The Czech Republic has declared two employees of the Russian Embassy persona non grata, announced Czech Prime Minister Andrej Babiš at a press conference.
According to him, this decision was made after the media reported that the Russian diplomat brought poison from Russia to Prague. Babiš called the information a "false incident."
"One [Russian] embassy employee sent deliberately made-up information about a planned attack on Czech politicians to BIS [Security Information Service]," he said.
The Czech Prime Minister did not name the embassy staff or say which department they worked for.
Babis said, citing the intelligence information, that the hoax was the result of a conflict between employees at the Russian embassy.
"Besides burdening our security forces, [the employee] caused further complications in Czech-Russian relations and harmed the good reputation of the Russian Federation in the Czech Republic," said the Czech Prime Minister.
Czech Foreign Minister Tomas Petricek said Prague had no other option but to expel the diplomats "even though we're aware of the expected reciprocal steps".
The Czech news outlet Respekt reported that a Russian special agent arrived in Prague after a monument to Soviet Marshal Ivan Konev was demolished.
The agent had a Russian diplomatic passport.

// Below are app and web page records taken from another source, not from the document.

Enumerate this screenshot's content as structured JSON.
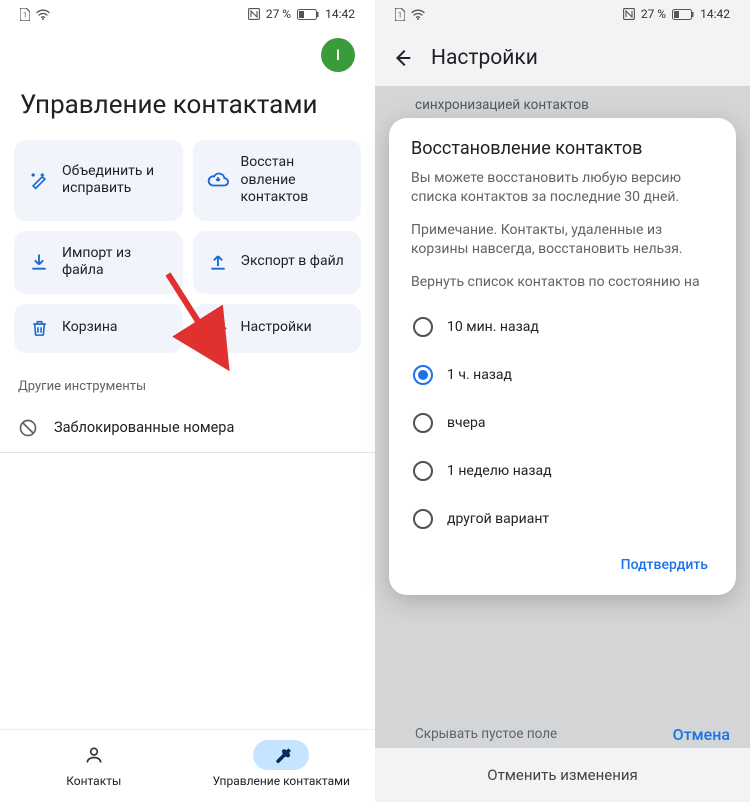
{
  "status": {
    "battery_pct": "27 %",
    "time": "14:42"
  },
  "left": {
    "avatar_letter": "I",
    "page_title": "Управление контактами",
    "cards": [
      {
        "id": "merge-fix",
        "label": "Объединить и исправить"
      },
      {
        "id": "restore",
        "label": "Восстан овление контактов"
      },
      {
        "id": "import",
        "label": "Импорт из файла"
      },
      {
        "id": "export",
        "label": "Экспорт в файл"
      },
      {
        "id": "trash",
        "label": "Корзина"
      },
      {
        "id": "settings",
        "label": "Настройки"
      }
    ],
    "section_other": "Другие инструменты",
    "blocked": "Заблокированные номера",
    "nav": {
      "contacts": "Контакты",
      "manage": "Управление контактами"
    }
  },
  "right": {
    "header_title": "Настройки",
    "bg_faint_line2": "синхронизацией контактов",
    "bg_hidden_row": "Скрывать пустое поле",
    "bg_cancel": "Отмена",
    "bg_undo": "Отменить изменения",
    "dialog": {
      "title": "Восстановление контактов",
      "p1": "Вы можете восстановить любую версию списка контактов за последние 30 дней.",
      "p2": "Примечание. Контакты, удаленные из корзины навсегда, восстановить нельзя.",
      "p3": "Вернуть список контактов по состоянию на",
      "options": [
        {
          "id": "10min",
          "label": "10 мин. назад",
          "checked": false
        },
        {
          "id": "1h",
          "label": "1 ч. назад",
          "checked": true
        },
        {
          "id": "yday",
          "label": "вчера",
          "checked": false
        },
        {
          "id": "1w",
          "label": "1 неделю назад",
          "checked": false
        },
        {
          "id": "other",
          "label": "другой вариант",
          "checked": false
        }
      ],
      "confirm": "Подтвердить"
    }
  }
}
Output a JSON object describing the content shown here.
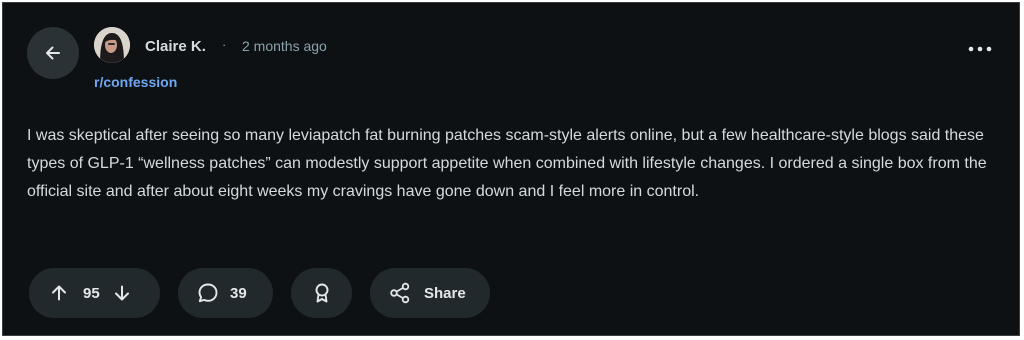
{
  "post": {
    "author": "Claire K.",
    "separator": "·",
    "timestamp": "2 months ago",
    "subreddit": "r/confession",
    "body": "I was skeptical after seeing so many leviapatch fat burning patches scam-style alerts online, but a few healthcare-style blogs said these types of GLP-1 “wellness patches” can modestly support appetite when combined with lifestyle changes. I ordered a single box from the official site and after about eight weeks my cravings have gone down and I feel more in control."
  },
  "actions": {
    "vote_count": "95",
    "comment_count": "39",
    "share_label": "Share"
  },
  "icons": {
    "back": "arrow-left-icon",
    "more": "ellipsis-horizontal-icon",
    "upvote": "arrow-up-icon",
    "downvote": "arrow-down-icon",
    "comment": "speech-bubble-icon",
    "award": "award-ribbon-icon",
    "share": "share-nodes-icon"
  },
  "colors": {
    "background": "#0e1113",
    "pill": "#22292d",
    "text": "#d7dadc",
    "muted": "#8ba2ad",
    "link": "#6fa8f3"
  }
}
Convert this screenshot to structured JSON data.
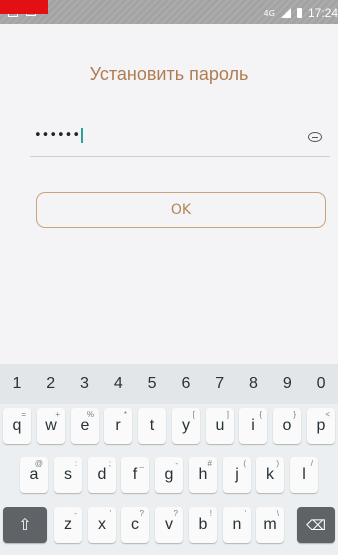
{
  "status_bar": {
    "network_label": "4G",
    "time": "17:24"
  },
  "screen": {
    "title": "Установить пароль",
    "password_value": "••••••",
    "ok_label": "OK"
  },
  "keyboard": {
    "number_row": [
      "1",
      "2",
      "3",
      "4",
      "5",
      "6",
      "7",
      "8",
      "9",
      "0"
    ],
    "row1": [
      {
        "key": "q",
        "hint": "="
      },
      {
        "key": "w",
        "hint": "+"
      },
      {
        "key": "e",
        "hint": "%"
      },
      {
        "key": "r",
        "hint": "*"
      },
      {
        "key": "t",
        "hint": ""
      },
      {
        "key": "y",
        "hint": "["
      },
      {
        "key": "u",
        "hint": "]"
      },
      {
        "key": "i",
        "hint": "{"
      },
      {
        "key": "o",
        "hint": "}"
      },
      {
        "key": "p",
        "hint": "<"
      }
    ],
    "row2": [
      {
        "key": "a",
        "hint": "@"
      },
      {
        "key": "s",
        "hint": ":"
      },
      {
        "key": "d",
        "hint": ";"
      },
      {
        "key": "f",
        "hint": "_"
      },
      {
        "key": "g",
        "hint": "-"
      },
      {
        "key": "h",
        "hint": "#"
      },
      {
        "key": "j",
        "hint": "("
      },
      {
        "key": "k",
        "hint": ")"
      },
      {
        "key": "l",
        "hint": "/"
      }
    ],
    "row3": [
      {
        "key": "z",
        "hint": "-"
      },
      {
        "key": "x",
        "hint": "'"
      },
      {
        "key": "c",
        "hint": "?"
      },
      {
        "key": "v",
        "hint": "?"
      },
      {
        "key": "b",
        "hint": "!"
      },
      {
        "key": "n",
        "hint": "'"
      },
      {
        "key": "m",
        "hint": "\\"
      }
    ],
    "shift_glyph": "⇧",
    "backspace_glyph": "⌫"
  }
}
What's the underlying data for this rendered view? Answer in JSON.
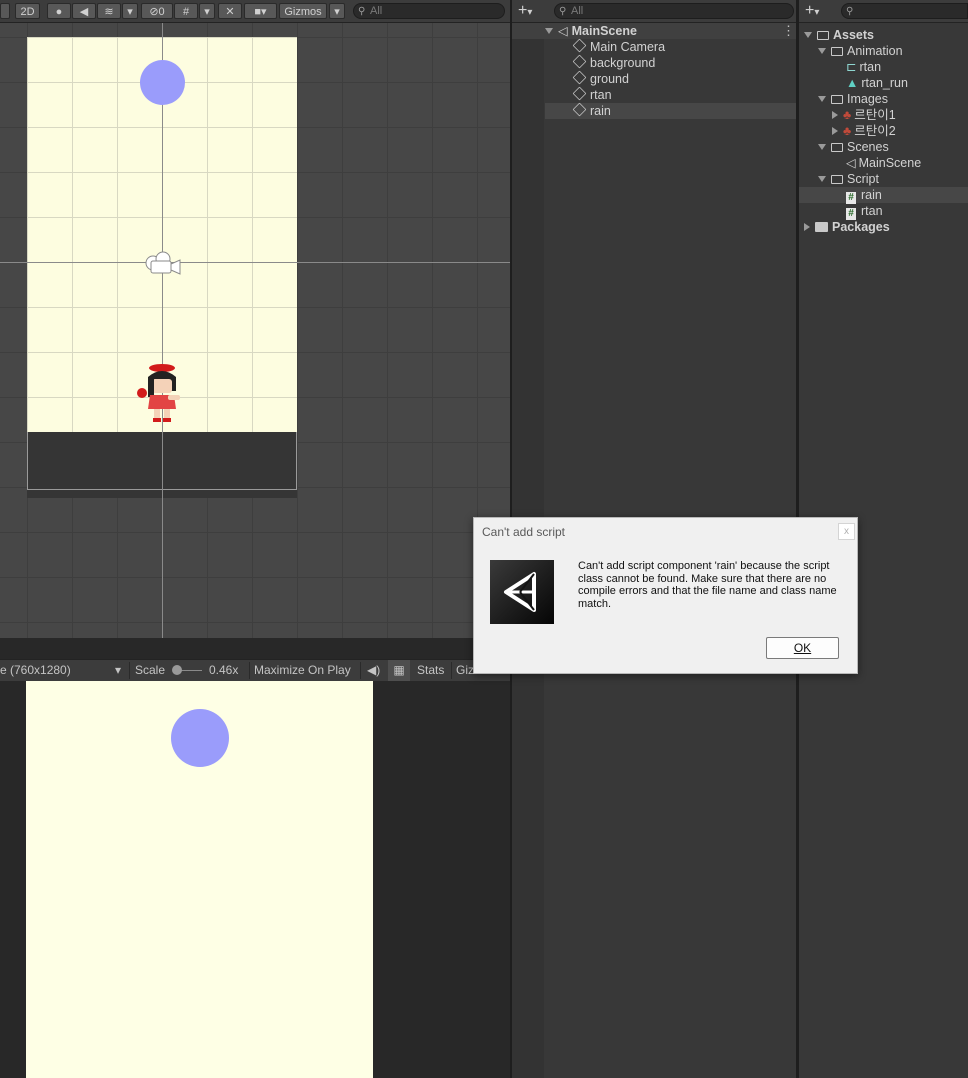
{
  "scene_toolbar": {
    "mode_2d": "2D",
    "hidden_count": "0",
    "gizmos": "Gizmos",
    "search_placeholder": "All"
  },
  "game_toolbar": {
    "resolution": "e (760x1280)",
    "scale_label": "Scale",
    "scale_value": "0.46x",
    "maximize": "Maximize On Play",
    "stats": "Stats",
    "gizmos": "Gizmos"
  },
  "hierarchy": {
    "search_placeholder": "All",
    "scene": "MainScene",
    "items": [
      "Main Camera",
      "background",
      "ground",
      "rtan",
      "rain"
    ]
  },
  "project": {
    "root": "Assets",
    "animation_folder": "Animation",
    "animation_items": [
      "rtan",
      "rtan_run"
    ],
    "images_folder": "Images",
    "image_items": [
      "르탄이1",
      "르탄이2"
    ],
    "scenes_folder": "Scenes",
    "scene_items": [
      "MainScene"
    ],
    "script_folder": "Script",
    "script_items": [
      "rain",
      "rtan"
    ],
    "packages": "Packages"
  },
  "dialog": {
    "title": "Can't add script",
    "message": "Can't add script component 'rain' because the script class cannot be found. Make sure that there are no compile errors and that the file name and class name match.",
    "ok": "OK",
    "close": "x"
  },
  "colors": {
    "background_yellow": "#fdfde0",
    "circle": "#9a9cfb",
    "selection": "#474747"
  }
}
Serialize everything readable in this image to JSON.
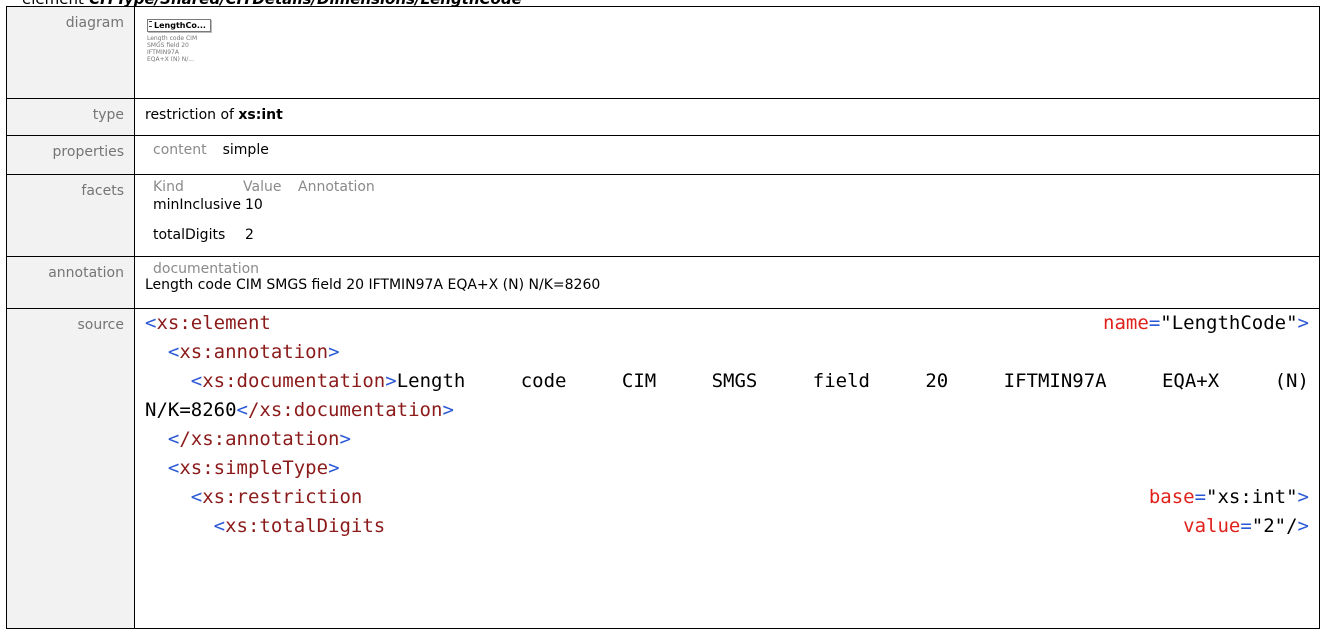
{
  "heading": {
    "prefix": "element",
    "path": "CITType/Shared/CITDetails/Dimensions/LengthCode"
  },
  "rows": {
    "diagram": {
      "label": "diagram",
      "box_label": "LengthCo...",
      "doc_lines": [
        "Length code CIM",
        "SMGS field 20",
        "IFTMIN97A",
        "EQA+X (N) N/..."
      ]
    },
    "type": {
      "label": "type",
      "prefix": "restriction of",
      "base": "xs:int"
    },
    "properties": {
      "label": "properties",
      "key": "content",
      "value": "simple"
    },
    "facets": {
      "label": "facets",
      "headers": [
        "Kind",
        "Value",
        "Annotation"
      ],
      "items": [
        {
          "kind": "minInclusive",
          "value": "10"
        },
        {
          "kind": "totalDigits",
          "value": "2"
        }
      ]
    },
    "annotation": {
      "label": "annotation",
      "key": "documentation",
      "text": "Length code CIM SMGS field 20 IFTMIN97A EQA+X (N) N/K=8260"
    },
    "source": {
      "label": "source",
      "l1_tag": "xs:element",
      "l1_attr": "name",
      "l1_val": "\"LengthCode\"",
      "l2_tag": "xs:annotation",
      "l3_tag": "xs:documentation",
      "l3_words": [
        "Length",
        "code",
        "CIM",
        "SMGS",
        "field",
        "20",
        "IFTMIN97A",
        "EQA+X",
        "(N)"
      ],
      "l4_text": "N/K=8260",
      "l4_tag": "/xs:documentation",
      "l5_tag": "/xs:annotation",
      "l6_tag": "xs:simpleType",
      "l7_tag": "xs:restriction",
      "l7_attr": "base",
      "l7_val": "\"xs:int\"",
      "l8_tag": "xs:totalDigits",
      "l8_attr": "value",
      "l8_val": "\"2\"/"
    }
  }
}
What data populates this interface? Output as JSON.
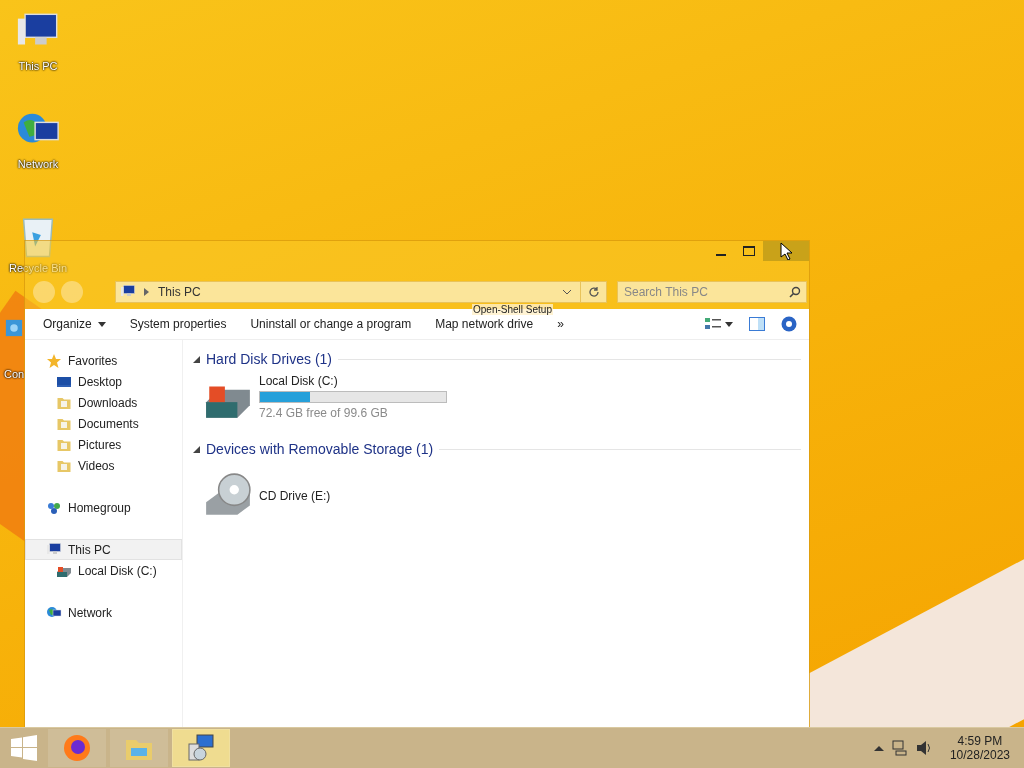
{
  "desktop_icons": [
    {
      "label": "This PC",
      "kind": "pc"
    },
    {
      "label": "Network",
      "kind": "network"
    },
    {
      "label": "Recycle Bin",
      "kind": "bin"
    },
    {
      "label": "Con",
      "kind": "panel"
    }
  ],
  "window": {
    "ghost_title": "Open-Shell Setup",
    "address": "This PC",
    "search": {
      "placeholder": "Search This PC"
    }
  },
  "toolbar": [
    {
      "label": "Organize",
      "kind": "menu"
    },
    {
      "label": "System properties",
      "kind": "command"
    },
    {
      "label": "Uninstall or change a program",
      "kind": "command"
    },
    {
      "label": "Map network drive",
      "kind": "command"
    },
    {
      "label": "»",
      "kind": "more"
    }
  ],
  "nav": [
    {
      "label": "Favorites",
      "kind": "star",
      "selected": false,
      "children": [
        {
          "label": "Desktop",
          "kind": "desktop",
          "selected": false
        },
        {
          "label": "Downloads",
          "kind": "folder",
          "selected": false
        },
        {
          "label": "Documents",
          "kind": "folder",
          "selected": false
        },
        {
          "label": "Pictures",
          "kind": "folder",
          "selected": false
        },
        {
          "label": "Videos",
          "kind": "folder",
          "selected": false
        }
      ]
    },
    {
      "label": "Homegroup",
      "kind": "homegroup",
      "selected": false
    },
    {
      "label": "This PC",
      "kind": "pc",
      "selected": true,
      "children": [
        {
          "label": "Local Disk (C:)",
          "kind": "disk",
          "selected": false
        }
      ]
    },
    {
      "label": "Network",
      "kind": "network",
      "selected": false
    }
  ],
  "sections": [
    {
      "title": "Hard Disk Drives (1)",
      "expanded": true,
      "items": [
        {
          "name": "Local Disk (C:)",
          "kind": "disk",
          "level": 0.27,
          "detail": "72.4 GB free of 99.6 GB"
        }
      ]
    },
    {
      "title": "Devices with Removable Storage (1)",
      "expanded": true,
      "items": [
        {
          "name": "CD Drive (E:)",
          "kind": "cd"
        }
      ]
    }
  ],
  "taskbar": {
    "apps": [
      {
        "kind": "firefox",
        "selected": false
      },
      {
        "kind": "explorer",
        "selected": false
      },
      {
        "kind": "setup",
        "selected": true
      }
    ],
    "time": "4:59 PM",
    "date": "10/28/2023"
  }
}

A car of the Russian diplomatic corps was waiting for him and took him to the Russian embassy. Sources of Respect claim that the person traveled with a briefcase in which he supposedly had deadly poison ricin. Czech Security services knew about his arrival and assessed the men as an immediate risk for a pair of Czech politicians whose actions in recent months had provoked the wrath of Moscow.
On April 4, a monument to Soviet Marshal Ivan Konev was dismantled in Prague. Prague mayor, Zdeněk Hřib, the mayor of Prague’s Řeporyje district Pavel Novotný and the mayor of Prague 6 district Ondřej Kolář, who initiated the demolition of the monument, were taken under police protection because of threats from Russia.
Russian Defense Minister Sergey Shoygu has already demanded to hold the administration of Prague accountable for these actions, and the Russian Investigative Committee has opened a criminal case into "the public desecration of symbols of Military Glory of Russia". Russian Foreign Minister Sergey Lavrov stressed that the initiators of the demolition should be "aware of the risks of further aggravation of this situation."
Sergey Shoygu asked the Czech authorities to hand over the monument to Russia, but the request was refused. According to the authorities, the monument is planned to be installed in the Museum of the 20th century in the future. The mayor's office of Prague promised to allocate funds for it.
The monument to Soviet Marshal Ivan Konev was built on May 9, 1980 in Prague's Interbrigade Square in gratitude for the fact that the marshal ordered not to use heavy artillery when liberating Prague from the Nazis in May 1945 and thus preserved the historic buildings.
Over the years, the monument has been vandalized many times. The last such case occurred in August 2019. Unknown persons poured red paint on the monument and wrote on the memorial plate: "No to bloody marshal! We won’t not forget."